Education

School Funding Campaigns Continue

School funding campaigns continue with clear messages to Parliament that school funding is still in crisis. MPs from all parties have been invited to meet to discuss the impact that the school funding crisis is having on education. The message is clear: although the DfE has pledged some more funding, it’s nowhere near enough.

It is estimated that schools need at least an additional £2 billion a year, or up to £12 billion to the end of this Parliament, to reverse the real terms cuts that have hit school budgets since 2015. In July, the Secretary of State Justine Greening committed to providing an additional £1.3 billion: £416 million in 2018-19 and £884 million in 2019-20. It’s a step in the right direction, but nowhere near enough.

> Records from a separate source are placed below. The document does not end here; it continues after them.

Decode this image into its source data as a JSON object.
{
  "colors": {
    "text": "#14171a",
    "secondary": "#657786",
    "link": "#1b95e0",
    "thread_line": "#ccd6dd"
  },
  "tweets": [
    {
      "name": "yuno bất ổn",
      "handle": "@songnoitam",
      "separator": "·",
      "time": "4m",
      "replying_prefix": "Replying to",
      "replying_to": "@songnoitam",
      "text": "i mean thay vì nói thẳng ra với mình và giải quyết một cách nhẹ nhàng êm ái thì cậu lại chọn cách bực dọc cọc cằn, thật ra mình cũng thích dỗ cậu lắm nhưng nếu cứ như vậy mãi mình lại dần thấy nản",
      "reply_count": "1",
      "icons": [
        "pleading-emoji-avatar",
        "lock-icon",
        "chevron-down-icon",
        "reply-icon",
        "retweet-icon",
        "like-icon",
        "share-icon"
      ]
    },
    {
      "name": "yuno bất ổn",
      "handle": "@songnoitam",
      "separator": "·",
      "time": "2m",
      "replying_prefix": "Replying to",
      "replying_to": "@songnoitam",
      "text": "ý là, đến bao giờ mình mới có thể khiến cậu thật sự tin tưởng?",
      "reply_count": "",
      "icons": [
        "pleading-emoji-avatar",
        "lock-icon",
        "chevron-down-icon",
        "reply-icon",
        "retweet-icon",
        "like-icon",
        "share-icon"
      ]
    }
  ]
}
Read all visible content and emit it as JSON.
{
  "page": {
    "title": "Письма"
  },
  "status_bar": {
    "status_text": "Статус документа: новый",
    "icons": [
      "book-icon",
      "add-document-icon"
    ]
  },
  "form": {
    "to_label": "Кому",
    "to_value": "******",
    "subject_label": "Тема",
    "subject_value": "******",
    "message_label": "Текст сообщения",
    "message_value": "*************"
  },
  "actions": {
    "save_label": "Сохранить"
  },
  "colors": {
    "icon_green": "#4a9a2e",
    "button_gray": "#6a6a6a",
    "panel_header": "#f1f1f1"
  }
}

The DfE has re-prioritised other budgets to get this additional funding to schools, but it is striking that the Treasury has not provided any funding to deal with the crisis. Campaigns earlier this year had a big impact to get the message through to the general public in the crucial run-up to the general election. These efforts resulted in 800,000 people saying that school funding was the leading factor when they were deciding who to vote for.

The Treasury now needs to step up and provide the money that schools need so the government does not fail the children currently in education. Campaigns continue to remind the Treasury that school funding is still in crisis.

What you can do:-

  1. Write to your MP explaining why there’s still a problem and informing them of the effect the funding crisis is having on your school. We have a standard template letter that you can adapt.
  2. Write to parents in your school(using our template letter) and let them know there’s still a problem.
  3. Send a tweet using the #TellTheChancellor hashtag with an example of how the funding crisis is having an effect on your school.
  4. Find out more about upcoming local funding events,or organise your own